3 Recommendations for action

 

3.1 Improvements in air quality require a co-ordinated approach at local, national and international levels. The LES Partnership is primarily concerned with action at a local authority level.

 

3.2 The principal weakness in the approach to air quality over recent years has been an over-emphasis on monitoring and assessment, to the detriment of concerted action on the ground. This is a result of a policy framework that is process driven and emphasises review and assessment, with limited regard for implementation. In particular, the requirement for local authorities to merely 'work towards' compliance with the Air Quality Objectives is ineffectual. The difficulty in resolving this issue is that compliance is not simply related to local authority action, but is also affected by regional and national factors. Furthermore, research into health impacts has identified potential adverse effects even below the levels set by the Air Quality Objectives.

 

3.3 Nevertheless, Local Air Quality Management has been successful in developing a large body of evidence on air quality in the UK. We have a good understanding of the actions that are possible, and an increasing understanding of their likely costs and benefits. We now need strong drivers for action and strong mechanisms for delivery.

 

3.4 The LES Partnership was established in response to these concerns, and we subscribe to the following approach:

 

a) pursuit of cost effective emission reductions, wherever they can be achieved;

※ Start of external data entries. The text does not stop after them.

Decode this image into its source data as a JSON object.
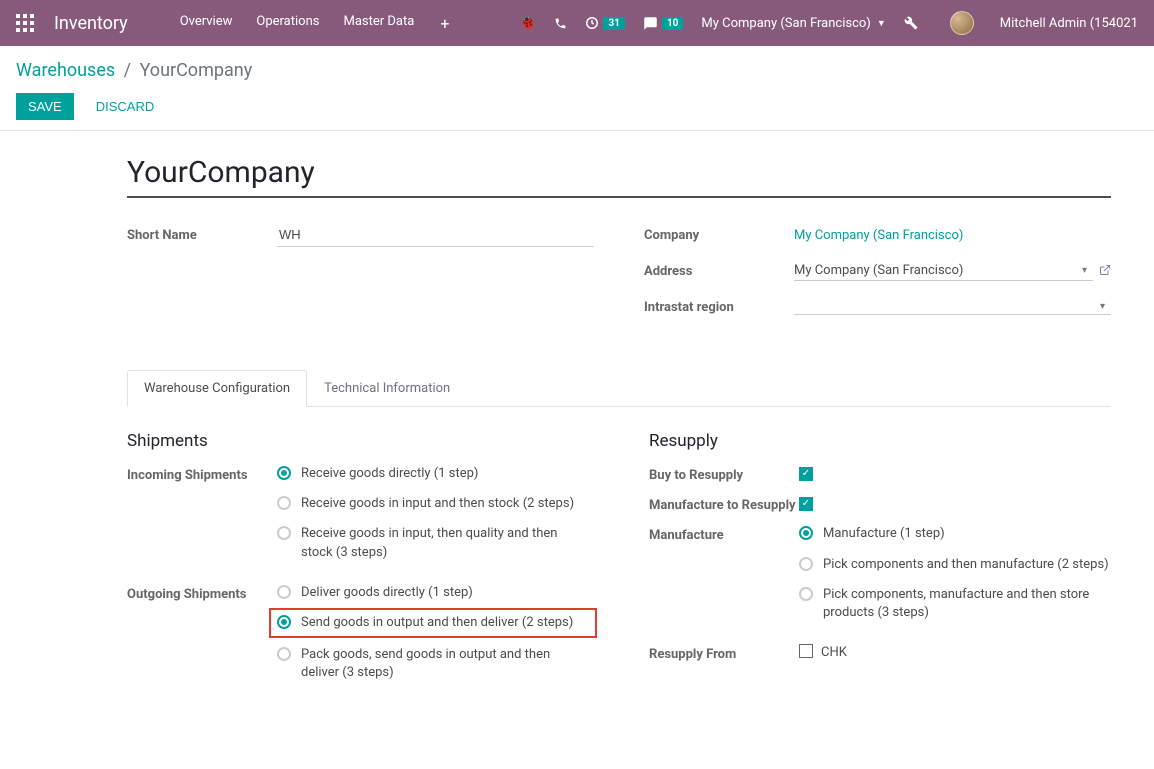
{
  "topnav": {
    "app_title": "Inventory",
    "links": [
      "Overview",
      "Operations",
      "Master Data"
    ],
    "activity_badge": "31",
    "discuss_badge": "10",
    "company": "My Company (San Francisco)",
    "user": "Mitchell Admin (154021"
  },
  "breadcrumb": {
    "root": "Warehouses",
    "current": "YourCompany"
  },
  "buttons": {
    "save": "Save",
    "discard": "Discard"
  },
  "form": {
    "title": "YourCompany",
    "short_name_label": "Short Name",
    "short_name_value": "WH",
    "company_label": "Company",
    "company_value": "My Company (San Francisco)",
    "address_label": "Address",
    "address_value": "My Company (San Francisco)",
    "intrastat_label": "Intrastat region",
    "intrastat_value": ""
  },
  "tabs": {
    "config": "Warehouse Configuration",
    "technical": "Technical Information"
  },
  "shipments": {
    "title": "Shipments",
    "incoming_label": "Incoming Shipments",
    "incoming_options": [
      "Receive goods directly (1 step)",
      "Receive goods in input and then stock (2 steps)",
      "Receive goods in input, then quality and then stock (3 steps)"
    ],
    "outgoing_label": "Outgoing Shipments",
    "outgoing_options": [
      "Deliver goods directly (1 step)",
      "Send goods in output and then deliver (2 steps)",
      "Pack goods, send goods in output and then deliver (3 steps)"
    ]
  },
  "resupply": {
    "title": "Resupply",
    "buy_label": "Buy to Resupply",
    "manuf_to_label": "Manufacture to Resupply",
    "manufacture_label": "Manufacture",
    "manufacture_options": [
      "Manufacture (1 step)",
      "Pick components and then manufacture (2 steps)",
      "Pick components, manufacture and then store products (3 steps)"
    ],
    "resupply_from_label": "Resupply From",
    "resupply_chk": "CHK"
  }
}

b) use of robust, quantitative assessment to support decision making;

c) recognition of the links between air quality and climate change, and the importance of pursuing win-wins and actively managing trade-offs; and

d) recognition of opportunities to reduce emissions through the planning system, by the implementation of low-emission strategies.

 

3.5 The LES Partnership therefore recommends that the Government:

 

i. revises the air quality policy framework in order to drive action on emission reductions; and

ii. recognises the opportunities provided by the adoption of Low Emission Strategies.

 

11 December 2009

 



[1] www.lowemissionstrategies.org/downloads/LES_Consultation_Draft.pdf